“I never try to dissuade a man from trying an experiment; if he does not find out what he is looking for he may find something else.” This phrase by James Maxwell, the first Director of the Cavendish Laboratory, became the motto of the scientific laboratory. At different times, Lord Rayleigh who discovered argon, Joseph John Thomson the physicist, and Lord Rutherford known as the “father of nuclear physics” were Cavendish Professors and all of them were Nobel Prize winners. There is a total of 27 names on the list of Nobel Prize winners who worked at the Cavendish Laboratory, including Pyotr Leonidovich Kapitsa, who came to Cambridge to work at 27 and developed under Rutherford’s direction.

The Department of Physics at Cambridge University was created as the world’s first training and scientific laboratory: students could study there and do research together with scientists who worked at the university. The Cavendish Laboratory is named after William Cavendish, 7th Duke of Devonshire and chancellor of the university – he donated 6,300 pounds sterling for the construction of a physics laboratory on condition that the Colleges provided the funding for a Professorship of Experimental Physics.

The Laboratory in the historical building expanded at a great rate until central Cambridge became so overcrowded that the department needed new buildings, which were built in the outskirts of West Cambridge.

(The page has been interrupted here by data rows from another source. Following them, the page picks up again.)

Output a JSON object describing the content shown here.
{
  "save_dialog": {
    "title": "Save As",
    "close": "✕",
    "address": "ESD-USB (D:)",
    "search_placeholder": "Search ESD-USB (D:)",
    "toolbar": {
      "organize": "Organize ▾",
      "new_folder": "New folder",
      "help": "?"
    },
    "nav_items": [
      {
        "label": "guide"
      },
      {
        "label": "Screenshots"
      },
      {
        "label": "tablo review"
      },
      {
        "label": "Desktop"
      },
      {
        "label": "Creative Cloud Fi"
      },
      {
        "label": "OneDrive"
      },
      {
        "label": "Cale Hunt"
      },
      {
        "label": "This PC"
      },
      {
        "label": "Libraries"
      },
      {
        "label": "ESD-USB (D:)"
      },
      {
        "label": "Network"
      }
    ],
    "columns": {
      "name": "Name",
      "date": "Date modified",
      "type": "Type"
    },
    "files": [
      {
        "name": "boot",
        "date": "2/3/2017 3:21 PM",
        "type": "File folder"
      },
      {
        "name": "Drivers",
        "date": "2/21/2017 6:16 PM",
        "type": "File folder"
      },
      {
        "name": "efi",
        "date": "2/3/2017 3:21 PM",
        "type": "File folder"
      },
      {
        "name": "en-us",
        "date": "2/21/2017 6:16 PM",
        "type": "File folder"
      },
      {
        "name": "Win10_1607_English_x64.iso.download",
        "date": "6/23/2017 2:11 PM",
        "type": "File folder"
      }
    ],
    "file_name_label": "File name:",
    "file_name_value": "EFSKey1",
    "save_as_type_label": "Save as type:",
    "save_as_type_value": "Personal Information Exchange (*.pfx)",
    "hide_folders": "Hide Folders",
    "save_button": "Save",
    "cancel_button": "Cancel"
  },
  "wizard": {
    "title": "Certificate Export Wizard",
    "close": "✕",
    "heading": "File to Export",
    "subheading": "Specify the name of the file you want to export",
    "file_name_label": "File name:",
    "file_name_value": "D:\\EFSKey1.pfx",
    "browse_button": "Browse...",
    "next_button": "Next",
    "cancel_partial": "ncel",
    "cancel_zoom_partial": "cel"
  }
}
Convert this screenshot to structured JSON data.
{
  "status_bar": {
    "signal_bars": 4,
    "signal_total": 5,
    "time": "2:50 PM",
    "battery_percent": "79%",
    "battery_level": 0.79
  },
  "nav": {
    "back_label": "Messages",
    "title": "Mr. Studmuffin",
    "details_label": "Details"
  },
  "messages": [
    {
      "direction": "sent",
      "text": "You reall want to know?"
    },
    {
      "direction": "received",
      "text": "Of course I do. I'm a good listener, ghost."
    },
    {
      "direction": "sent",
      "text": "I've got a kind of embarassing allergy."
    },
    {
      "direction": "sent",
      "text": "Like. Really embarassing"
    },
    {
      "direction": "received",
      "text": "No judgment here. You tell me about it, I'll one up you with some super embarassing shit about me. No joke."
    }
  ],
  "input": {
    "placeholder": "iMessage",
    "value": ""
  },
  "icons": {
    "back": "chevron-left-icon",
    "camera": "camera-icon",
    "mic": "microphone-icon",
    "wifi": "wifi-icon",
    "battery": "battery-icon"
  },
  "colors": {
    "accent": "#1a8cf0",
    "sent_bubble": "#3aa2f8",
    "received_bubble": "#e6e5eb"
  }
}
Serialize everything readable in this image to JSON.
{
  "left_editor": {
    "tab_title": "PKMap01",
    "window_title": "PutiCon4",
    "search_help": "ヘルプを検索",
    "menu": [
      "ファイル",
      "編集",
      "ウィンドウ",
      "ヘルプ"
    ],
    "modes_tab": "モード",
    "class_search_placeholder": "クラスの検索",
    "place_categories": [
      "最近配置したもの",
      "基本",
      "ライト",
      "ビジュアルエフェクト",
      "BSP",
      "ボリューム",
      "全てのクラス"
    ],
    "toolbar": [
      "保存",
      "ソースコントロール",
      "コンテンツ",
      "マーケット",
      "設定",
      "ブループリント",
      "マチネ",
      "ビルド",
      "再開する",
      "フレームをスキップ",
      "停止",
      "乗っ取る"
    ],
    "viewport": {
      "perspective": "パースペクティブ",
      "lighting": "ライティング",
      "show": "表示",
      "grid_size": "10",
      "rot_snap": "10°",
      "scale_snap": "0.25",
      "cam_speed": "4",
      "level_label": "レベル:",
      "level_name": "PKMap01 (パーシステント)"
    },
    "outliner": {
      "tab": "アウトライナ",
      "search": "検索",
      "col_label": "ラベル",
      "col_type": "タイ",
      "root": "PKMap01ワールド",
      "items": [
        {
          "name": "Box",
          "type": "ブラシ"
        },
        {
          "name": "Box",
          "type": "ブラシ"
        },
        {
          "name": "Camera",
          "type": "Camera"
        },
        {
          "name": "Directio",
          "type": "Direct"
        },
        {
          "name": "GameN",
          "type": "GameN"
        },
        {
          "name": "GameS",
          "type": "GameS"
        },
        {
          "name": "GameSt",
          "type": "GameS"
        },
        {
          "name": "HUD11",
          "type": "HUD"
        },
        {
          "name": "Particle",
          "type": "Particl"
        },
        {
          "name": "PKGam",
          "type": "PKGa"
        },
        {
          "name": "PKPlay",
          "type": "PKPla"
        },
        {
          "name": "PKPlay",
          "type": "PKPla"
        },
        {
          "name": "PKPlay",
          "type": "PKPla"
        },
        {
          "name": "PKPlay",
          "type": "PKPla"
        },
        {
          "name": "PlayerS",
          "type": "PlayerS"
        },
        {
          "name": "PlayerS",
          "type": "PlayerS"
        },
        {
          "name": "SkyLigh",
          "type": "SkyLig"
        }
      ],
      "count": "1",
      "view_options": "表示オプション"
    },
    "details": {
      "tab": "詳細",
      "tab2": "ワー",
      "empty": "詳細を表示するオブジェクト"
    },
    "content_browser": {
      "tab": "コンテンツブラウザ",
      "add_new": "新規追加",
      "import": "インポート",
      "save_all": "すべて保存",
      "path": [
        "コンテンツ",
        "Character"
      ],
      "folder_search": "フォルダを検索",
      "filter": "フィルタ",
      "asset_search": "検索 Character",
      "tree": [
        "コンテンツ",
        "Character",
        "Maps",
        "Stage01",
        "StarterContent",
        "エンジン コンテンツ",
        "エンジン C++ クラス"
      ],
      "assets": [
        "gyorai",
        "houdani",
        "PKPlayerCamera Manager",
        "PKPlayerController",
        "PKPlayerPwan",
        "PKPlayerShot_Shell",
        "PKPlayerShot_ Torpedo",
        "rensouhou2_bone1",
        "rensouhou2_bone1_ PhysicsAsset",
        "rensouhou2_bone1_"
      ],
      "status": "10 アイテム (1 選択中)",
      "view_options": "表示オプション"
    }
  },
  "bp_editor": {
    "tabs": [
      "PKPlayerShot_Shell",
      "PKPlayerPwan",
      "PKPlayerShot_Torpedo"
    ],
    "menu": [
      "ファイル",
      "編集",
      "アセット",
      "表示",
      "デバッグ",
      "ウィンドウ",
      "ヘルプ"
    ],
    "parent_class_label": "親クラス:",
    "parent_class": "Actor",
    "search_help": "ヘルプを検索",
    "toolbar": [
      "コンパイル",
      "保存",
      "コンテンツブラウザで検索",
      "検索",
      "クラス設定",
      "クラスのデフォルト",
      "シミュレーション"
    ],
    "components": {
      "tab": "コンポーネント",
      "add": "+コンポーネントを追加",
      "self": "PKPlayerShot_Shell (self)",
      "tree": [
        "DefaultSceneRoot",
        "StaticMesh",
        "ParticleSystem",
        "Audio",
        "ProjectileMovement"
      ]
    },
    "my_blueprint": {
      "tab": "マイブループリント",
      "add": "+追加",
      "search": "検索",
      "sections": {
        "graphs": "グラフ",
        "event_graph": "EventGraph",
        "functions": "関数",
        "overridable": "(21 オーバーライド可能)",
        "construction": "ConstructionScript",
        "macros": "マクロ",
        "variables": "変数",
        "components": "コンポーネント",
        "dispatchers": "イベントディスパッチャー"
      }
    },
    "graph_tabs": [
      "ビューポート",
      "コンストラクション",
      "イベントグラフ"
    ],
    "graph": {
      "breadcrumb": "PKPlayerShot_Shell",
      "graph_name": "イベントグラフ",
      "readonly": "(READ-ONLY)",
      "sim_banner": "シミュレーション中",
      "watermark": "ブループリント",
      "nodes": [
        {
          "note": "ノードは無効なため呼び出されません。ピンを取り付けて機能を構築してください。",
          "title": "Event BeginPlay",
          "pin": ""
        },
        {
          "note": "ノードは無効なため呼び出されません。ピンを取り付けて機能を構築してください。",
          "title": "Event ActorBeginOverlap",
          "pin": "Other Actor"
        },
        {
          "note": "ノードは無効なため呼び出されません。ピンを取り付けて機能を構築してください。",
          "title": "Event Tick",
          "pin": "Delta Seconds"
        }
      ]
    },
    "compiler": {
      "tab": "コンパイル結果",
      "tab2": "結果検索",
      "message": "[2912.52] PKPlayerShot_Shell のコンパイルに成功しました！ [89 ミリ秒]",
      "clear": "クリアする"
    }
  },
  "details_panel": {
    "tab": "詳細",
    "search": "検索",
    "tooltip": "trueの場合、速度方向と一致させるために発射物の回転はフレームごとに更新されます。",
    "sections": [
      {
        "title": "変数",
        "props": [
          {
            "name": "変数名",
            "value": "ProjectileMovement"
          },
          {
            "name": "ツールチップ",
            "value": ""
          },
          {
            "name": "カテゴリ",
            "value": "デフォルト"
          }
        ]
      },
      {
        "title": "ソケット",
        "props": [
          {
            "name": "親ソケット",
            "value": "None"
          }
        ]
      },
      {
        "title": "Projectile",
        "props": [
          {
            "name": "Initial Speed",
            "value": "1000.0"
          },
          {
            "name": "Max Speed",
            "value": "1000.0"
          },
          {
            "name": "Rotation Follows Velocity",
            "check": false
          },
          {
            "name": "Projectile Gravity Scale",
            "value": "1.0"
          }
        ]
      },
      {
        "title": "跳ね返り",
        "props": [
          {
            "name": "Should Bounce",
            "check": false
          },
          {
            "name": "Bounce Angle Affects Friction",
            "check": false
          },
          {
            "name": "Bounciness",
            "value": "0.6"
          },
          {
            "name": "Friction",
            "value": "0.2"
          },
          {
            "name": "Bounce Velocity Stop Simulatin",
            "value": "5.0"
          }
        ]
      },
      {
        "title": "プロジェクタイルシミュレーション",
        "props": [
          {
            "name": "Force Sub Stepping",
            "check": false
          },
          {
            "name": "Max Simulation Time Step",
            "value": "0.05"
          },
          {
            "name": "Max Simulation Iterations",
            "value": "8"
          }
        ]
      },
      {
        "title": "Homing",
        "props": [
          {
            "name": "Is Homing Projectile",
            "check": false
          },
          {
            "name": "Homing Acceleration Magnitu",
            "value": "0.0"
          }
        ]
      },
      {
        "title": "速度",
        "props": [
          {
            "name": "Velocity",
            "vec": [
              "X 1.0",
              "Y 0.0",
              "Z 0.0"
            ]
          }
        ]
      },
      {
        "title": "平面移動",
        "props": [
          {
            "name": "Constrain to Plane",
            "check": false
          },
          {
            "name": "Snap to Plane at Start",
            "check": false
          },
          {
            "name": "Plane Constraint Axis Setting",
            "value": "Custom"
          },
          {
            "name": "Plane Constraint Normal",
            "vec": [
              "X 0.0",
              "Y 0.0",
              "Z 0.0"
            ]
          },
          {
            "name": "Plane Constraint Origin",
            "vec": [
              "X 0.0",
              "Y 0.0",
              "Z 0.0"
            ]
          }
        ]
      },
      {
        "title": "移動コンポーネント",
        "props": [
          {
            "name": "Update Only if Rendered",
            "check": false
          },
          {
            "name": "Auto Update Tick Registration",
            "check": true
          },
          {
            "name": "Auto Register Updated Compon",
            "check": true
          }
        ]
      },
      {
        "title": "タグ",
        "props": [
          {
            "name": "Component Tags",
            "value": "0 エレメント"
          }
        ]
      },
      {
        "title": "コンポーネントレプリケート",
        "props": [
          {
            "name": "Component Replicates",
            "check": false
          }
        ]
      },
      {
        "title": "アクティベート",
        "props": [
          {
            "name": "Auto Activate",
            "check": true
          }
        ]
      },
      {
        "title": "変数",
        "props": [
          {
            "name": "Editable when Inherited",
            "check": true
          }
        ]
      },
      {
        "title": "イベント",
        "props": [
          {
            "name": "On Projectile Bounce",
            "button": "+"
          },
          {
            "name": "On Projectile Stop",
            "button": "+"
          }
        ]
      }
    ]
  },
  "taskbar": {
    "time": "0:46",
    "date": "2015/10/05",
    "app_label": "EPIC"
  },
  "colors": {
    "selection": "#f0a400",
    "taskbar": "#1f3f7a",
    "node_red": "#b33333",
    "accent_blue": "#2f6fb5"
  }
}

Students and professors moved there 100 years after the laboratory was founded – in 1974.

James Chadwick discovered neutron at the Cavendish Laboratory; the first experiment in controlled nuclear fission was performed there; there was nuclear bomb research in the laboratory during World War 2; and in 1940, the laboratory came up with the method of producing plutonium and neptunium by neutron bombardment of uranium-238 nuclei.

In its new buildings, the laboratory continued its previous research projects and launched new disciplines: major plants were developed for radio astronomy and semiconductor physics; scientists worked in biological physics and physics of medicine; physics of polymer semiconductors flourished.

The early 21st century brought discoveries in nanotechnology, ultra-cold atoms, and ultra-low-temperature physics.


Photo on the main page: unnatural.ru

Based on  The Cavendish Laboratory